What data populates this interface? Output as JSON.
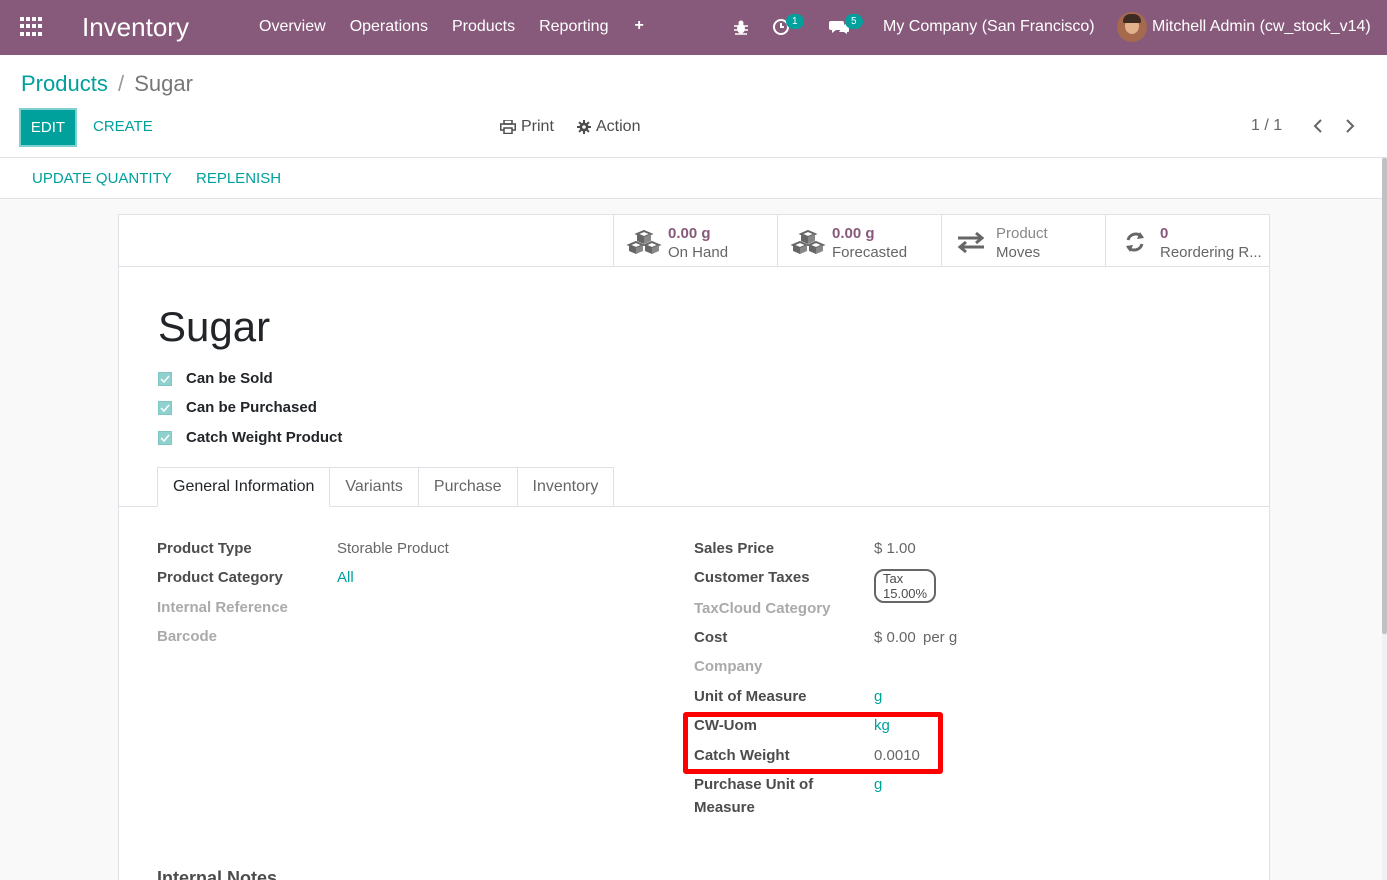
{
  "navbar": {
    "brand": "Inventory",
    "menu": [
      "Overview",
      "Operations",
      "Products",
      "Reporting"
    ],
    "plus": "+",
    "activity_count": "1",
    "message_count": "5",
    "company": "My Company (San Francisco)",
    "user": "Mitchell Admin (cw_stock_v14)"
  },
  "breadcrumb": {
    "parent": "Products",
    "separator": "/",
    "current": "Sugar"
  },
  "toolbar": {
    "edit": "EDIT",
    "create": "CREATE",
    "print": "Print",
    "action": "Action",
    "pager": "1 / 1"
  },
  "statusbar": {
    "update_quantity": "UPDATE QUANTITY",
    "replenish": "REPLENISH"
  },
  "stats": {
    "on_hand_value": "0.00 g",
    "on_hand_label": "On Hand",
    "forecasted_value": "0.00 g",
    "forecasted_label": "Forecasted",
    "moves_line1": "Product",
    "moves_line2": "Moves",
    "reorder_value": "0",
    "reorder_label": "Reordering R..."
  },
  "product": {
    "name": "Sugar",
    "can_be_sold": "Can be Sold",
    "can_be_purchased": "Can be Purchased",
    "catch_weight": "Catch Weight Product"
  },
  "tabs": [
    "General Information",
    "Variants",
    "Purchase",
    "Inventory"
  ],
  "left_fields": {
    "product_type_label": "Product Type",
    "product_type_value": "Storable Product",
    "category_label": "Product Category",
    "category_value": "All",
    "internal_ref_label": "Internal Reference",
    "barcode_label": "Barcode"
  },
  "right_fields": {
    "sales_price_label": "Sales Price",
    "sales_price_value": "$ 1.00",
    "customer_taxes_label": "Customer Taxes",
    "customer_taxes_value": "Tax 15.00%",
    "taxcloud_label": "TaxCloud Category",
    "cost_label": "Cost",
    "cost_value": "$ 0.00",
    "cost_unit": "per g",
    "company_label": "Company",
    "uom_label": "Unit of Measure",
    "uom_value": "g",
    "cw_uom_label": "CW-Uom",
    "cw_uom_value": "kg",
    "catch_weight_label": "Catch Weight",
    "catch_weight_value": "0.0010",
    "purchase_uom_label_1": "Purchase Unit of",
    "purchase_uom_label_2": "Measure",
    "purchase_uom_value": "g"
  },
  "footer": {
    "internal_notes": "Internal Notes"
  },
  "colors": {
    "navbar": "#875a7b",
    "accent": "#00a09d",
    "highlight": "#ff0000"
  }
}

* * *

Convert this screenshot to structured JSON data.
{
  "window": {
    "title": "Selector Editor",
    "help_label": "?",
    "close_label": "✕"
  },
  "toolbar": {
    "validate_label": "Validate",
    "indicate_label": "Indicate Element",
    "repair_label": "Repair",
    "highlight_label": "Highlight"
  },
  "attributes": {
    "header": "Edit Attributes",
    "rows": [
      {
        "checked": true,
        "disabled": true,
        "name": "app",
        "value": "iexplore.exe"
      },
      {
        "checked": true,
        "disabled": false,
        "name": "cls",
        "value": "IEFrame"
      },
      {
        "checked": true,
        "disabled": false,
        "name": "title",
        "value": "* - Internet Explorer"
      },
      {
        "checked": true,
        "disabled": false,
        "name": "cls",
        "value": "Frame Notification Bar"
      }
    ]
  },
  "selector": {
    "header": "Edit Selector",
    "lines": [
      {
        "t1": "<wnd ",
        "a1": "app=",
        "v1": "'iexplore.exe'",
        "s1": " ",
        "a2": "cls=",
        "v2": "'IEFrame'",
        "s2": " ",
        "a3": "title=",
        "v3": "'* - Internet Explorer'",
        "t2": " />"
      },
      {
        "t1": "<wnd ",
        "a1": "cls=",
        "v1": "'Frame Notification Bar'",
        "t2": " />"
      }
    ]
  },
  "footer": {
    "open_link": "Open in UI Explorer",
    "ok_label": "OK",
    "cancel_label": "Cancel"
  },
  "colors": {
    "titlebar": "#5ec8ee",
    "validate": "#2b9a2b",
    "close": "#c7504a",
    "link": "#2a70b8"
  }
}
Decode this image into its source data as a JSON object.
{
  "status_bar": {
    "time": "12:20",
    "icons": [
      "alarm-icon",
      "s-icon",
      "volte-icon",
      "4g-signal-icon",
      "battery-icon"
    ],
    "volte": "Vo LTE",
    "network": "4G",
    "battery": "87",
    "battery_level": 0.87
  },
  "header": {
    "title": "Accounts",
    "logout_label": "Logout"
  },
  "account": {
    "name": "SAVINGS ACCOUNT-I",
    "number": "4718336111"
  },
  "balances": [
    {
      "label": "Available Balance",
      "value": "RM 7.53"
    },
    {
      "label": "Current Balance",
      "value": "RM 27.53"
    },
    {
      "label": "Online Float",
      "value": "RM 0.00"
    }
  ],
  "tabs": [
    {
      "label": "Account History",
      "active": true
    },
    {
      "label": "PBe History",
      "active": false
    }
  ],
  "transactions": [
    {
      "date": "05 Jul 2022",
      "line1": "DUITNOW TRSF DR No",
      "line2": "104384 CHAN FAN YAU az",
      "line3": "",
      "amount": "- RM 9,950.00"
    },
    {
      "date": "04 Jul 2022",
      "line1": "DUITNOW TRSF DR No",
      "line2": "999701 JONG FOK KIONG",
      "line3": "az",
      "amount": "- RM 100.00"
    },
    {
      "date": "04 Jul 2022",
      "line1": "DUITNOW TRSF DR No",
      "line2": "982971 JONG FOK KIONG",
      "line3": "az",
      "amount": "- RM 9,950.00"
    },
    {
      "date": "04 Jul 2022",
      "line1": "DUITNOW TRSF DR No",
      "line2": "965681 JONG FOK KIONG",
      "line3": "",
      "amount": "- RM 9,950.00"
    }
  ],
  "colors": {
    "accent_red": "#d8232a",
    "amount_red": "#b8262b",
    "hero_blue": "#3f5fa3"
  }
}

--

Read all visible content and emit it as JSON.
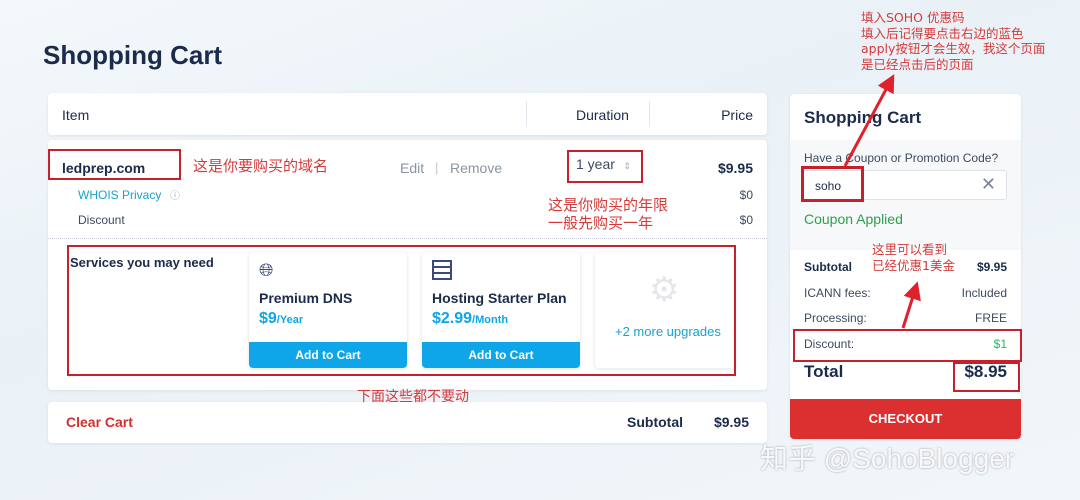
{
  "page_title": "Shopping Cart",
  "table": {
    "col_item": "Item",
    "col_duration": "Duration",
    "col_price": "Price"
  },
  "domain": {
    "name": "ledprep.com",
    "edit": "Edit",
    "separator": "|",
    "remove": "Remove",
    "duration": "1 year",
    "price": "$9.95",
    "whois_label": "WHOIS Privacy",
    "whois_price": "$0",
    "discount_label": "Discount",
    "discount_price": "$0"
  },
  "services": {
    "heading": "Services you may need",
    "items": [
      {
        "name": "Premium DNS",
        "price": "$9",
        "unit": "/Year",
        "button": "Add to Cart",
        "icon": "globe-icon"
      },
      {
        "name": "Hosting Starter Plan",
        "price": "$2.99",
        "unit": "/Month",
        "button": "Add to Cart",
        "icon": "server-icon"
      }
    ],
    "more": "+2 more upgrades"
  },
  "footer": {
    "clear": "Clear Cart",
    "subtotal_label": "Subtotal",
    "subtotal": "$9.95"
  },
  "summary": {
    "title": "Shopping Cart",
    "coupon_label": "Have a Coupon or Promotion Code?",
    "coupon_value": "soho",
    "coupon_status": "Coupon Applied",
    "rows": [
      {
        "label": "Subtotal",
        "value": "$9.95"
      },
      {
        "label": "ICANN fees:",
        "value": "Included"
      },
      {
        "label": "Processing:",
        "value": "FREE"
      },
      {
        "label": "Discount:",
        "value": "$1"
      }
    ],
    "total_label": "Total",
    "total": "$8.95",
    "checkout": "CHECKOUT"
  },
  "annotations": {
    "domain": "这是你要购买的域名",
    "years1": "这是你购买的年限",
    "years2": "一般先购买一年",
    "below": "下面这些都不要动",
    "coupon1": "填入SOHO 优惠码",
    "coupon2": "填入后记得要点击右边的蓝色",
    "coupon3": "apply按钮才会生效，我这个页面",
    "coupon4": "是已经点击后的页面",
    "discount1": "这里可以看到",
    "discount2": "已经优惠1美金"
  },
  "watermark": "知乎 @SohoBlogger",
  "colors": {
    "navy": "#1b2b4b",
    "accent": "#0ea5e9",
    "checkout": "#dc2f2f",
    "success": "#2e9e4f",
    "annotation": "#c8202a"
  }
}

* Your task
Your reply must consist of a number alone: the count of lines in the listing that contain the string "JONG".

* Solution to this task
3